Invasive species are a problem for just about every county forest and parks department and Jackson County is no exception.

Donald Houser, the Jackson County Forestry and Parks forest technician, said they are battling mainly buckthorn and phragmites.

The problem with invasive species, he said, is that they tend to take over an area and choke out other diversity.

“These plants create monocultures which is a stand of a single plant and these plants are non-native and out-compete native plants,” Houser said.

As this year’s late crop season comes to an end, we take a moment to look at what this fall may bring for prices. The end of the summer demonstrated that both corn and bean worldwide stocks and U.S. yields are higher than projected. Some of this is due to the warm and dry conditions that we have received the past couple weeks that have pushed the U.S. crop towards maturity. While this would generally cause us to lose hope of a fall uptick in prices, there are some factors in today’s market that support stability and possibly a slight upward trend.
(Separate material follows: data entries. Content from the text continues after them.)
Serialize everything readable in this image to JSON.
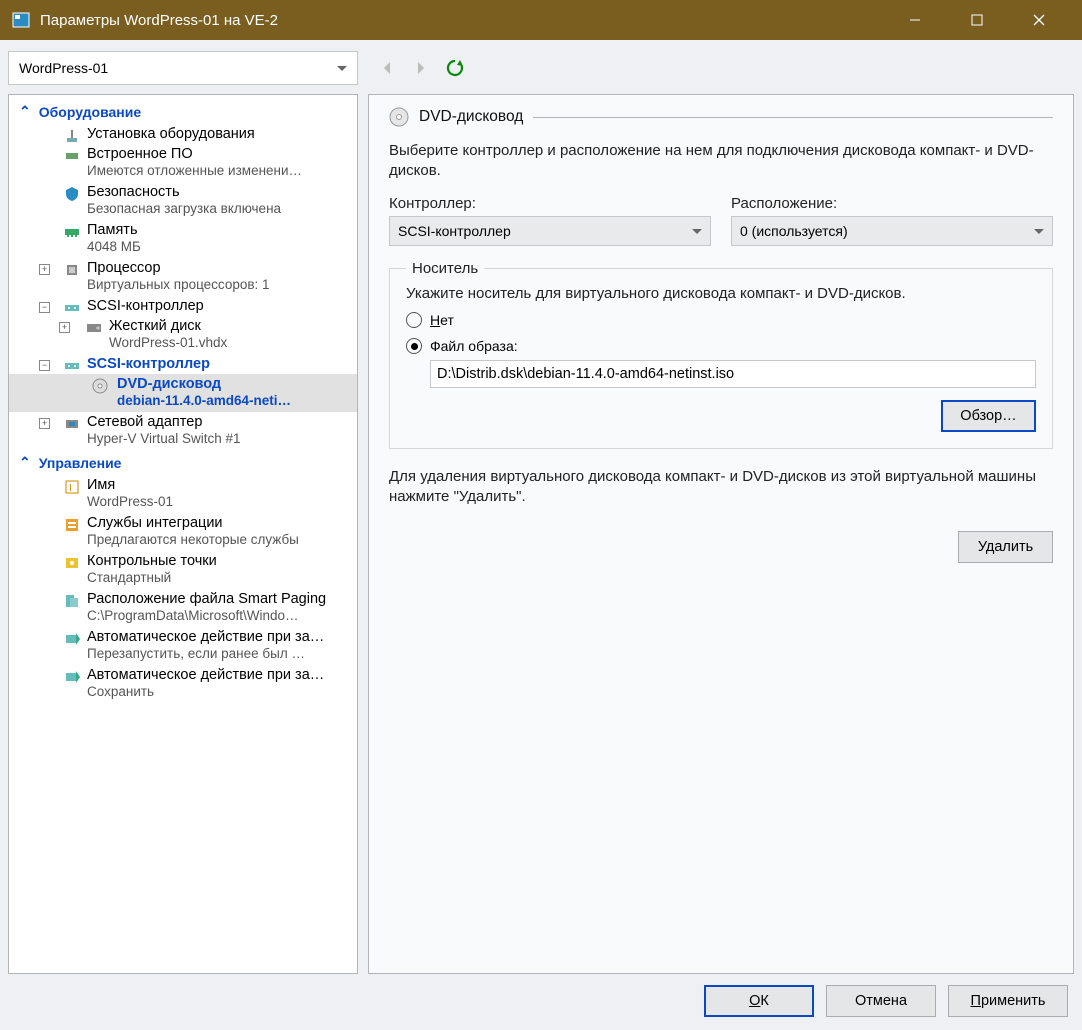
{
  "window": {
    "title": "Параметры WordPress-01 на VE-2"
  },
  "vm_dropdown": "WordPress-01",
  "tree": {
    "section_hw": "Оборудование",
    "add_hw": "Установка оборудования",
    "firmware": {
      "label": "Встроенное ПО",
      "sub": "Имеются отложенные изменени…"
    },
    "security": {
      "label": "Безопасность",
      "sub": "Безопасная загрузка включена"
    },
    "memory": {
      "label": "Память",
      "sub": "4048 МБ"
    },
    "cpu": {
      "label": "Процессор",
      "sub": "Виртуальных процессоров: 1"
    },
    "scsi1": {
      "label": "SCSI-контроллер"
    },
    "hdd": {
      "label": "Жесткий диск",
      "sub": "WordPress-01.vhdx"
    },
    "scsi2": {
      "label": "SCSI-контроллер"
    },
    "dvd": {
      "label": "DVD-дисковод",
      "sub": "debian-11.4.0-amd64-neti…"
    },
    "nic": {
      "label": "Сетевой адаптер",
      "sub": "Hyper-V Virtual Switch #1"
    },
    "section_mgmt": "Управление",
    "name": {
      "label": "Имя",
      "sub": "WordPress-01"
    },
    "integration": {
      "label": "Службы интеграции",
      "sub": "Предлагаются некоторые службы"
    },
    "checkpoints": {
      "label": "Контрольные точки",
      "sub": "Стандартный"
    },
    "paging": {
      "label": "Расположение файла Smart Paging",
      "sub": "C:\\ProgramData\\Microsoft\\Windo…"
    },
    "autostart": {
      "label": "Автоматическое действие при за…",
      "sub": "Перезапустить, если ранее был …"
    },
    "autostop": {
      "label": "Автоматическое действие при за…",
      "sub": "Сохранить"
    }
  },
  "panel": {
    "title": "DVD-дисковод",
    "desc": "Выберите контроллер и расположение на нем для подключения дисковода компакт- и DVD-дисков.",
    "ctrl_label": "Контроллер:",
    "ctrl_value": "SCSI-контроллер",
    "loc_label": "Расположение:",
    "loc_value": "0 (используется)",
    "media_legend": "Носитель",
    "media_desc": "Укажите носитель для виртуального дисковода компакт- и DVD-дисков.",
    "radio_none_prefix": "Н",
    "radio_none_rest": "ет",
    "radio_image": "Файл образа:",
    "image_path": "D:\\Distrib.dsk\\debian-11.4.0-amd64-netinst.iso",
    "browse": "Обзор…",
    "delete_desc": "Для удаления виртуального дисковода компакт- и DVD-дисков из этой виртуальной машины нажмите \"Удалить\".",
    "delete_btn": "Удалить"
  },
  "buttons": {
    "ok_prefix": "О",
    "ok_rest": "К",
    "cancel": "Отмена",
    "apply_prefix": "П",
    "apply_rest": "рименить"
  }
}
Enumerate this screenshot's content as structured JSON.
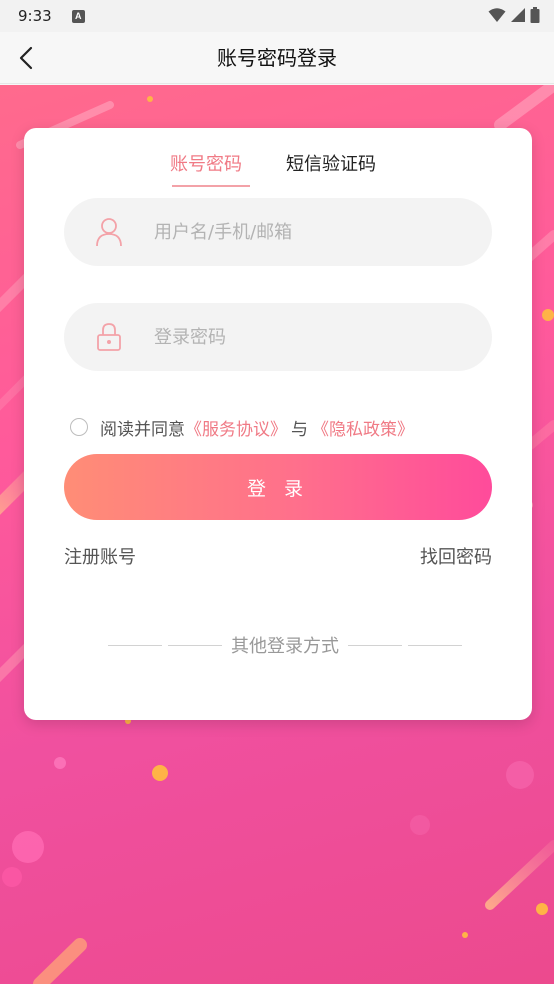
{
  "status_bar": {
    "time": "9:33",
    "notification_badge": "A"
  },
  "app_bar": {
    "title": "账号密码登录"
  },
  "tabs": {
    "account": "账号密码",
    "sms": "短信验证码"
  },
  "form": {
    "username_placeholder": "用户名/手机/邮箱",
    "password_placeholder": "登录密码",
    "agreement": {
      "prefix": "阅读并同意",
      "service_link": "《服务协议》",
      "joiner": "与",
      "privacy_link": "《隐私政策》"
    },
    "login_label": "登 录",
    "register_label": "注册账号",
    "forgot_label": "找回密码",
    "other_login_label": "其他登录方式"
  },
  "colors": {
    "accent": "#f07a85",
    "button_start": "#ff8d76",
    "button_end": "#ff4b9b",
    "background_start": "#ff6a8d",
    "background_end": "#ec4a8e"
  }
}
A growing demand for U.S. corn and soybeans seems to be gaining momentum in today’s market. The U.S. dollar value has lowered, making it easier to export, and the Baltic Dry Index (BDI) is rising, demonstrating that there is a renewed sense of global demand.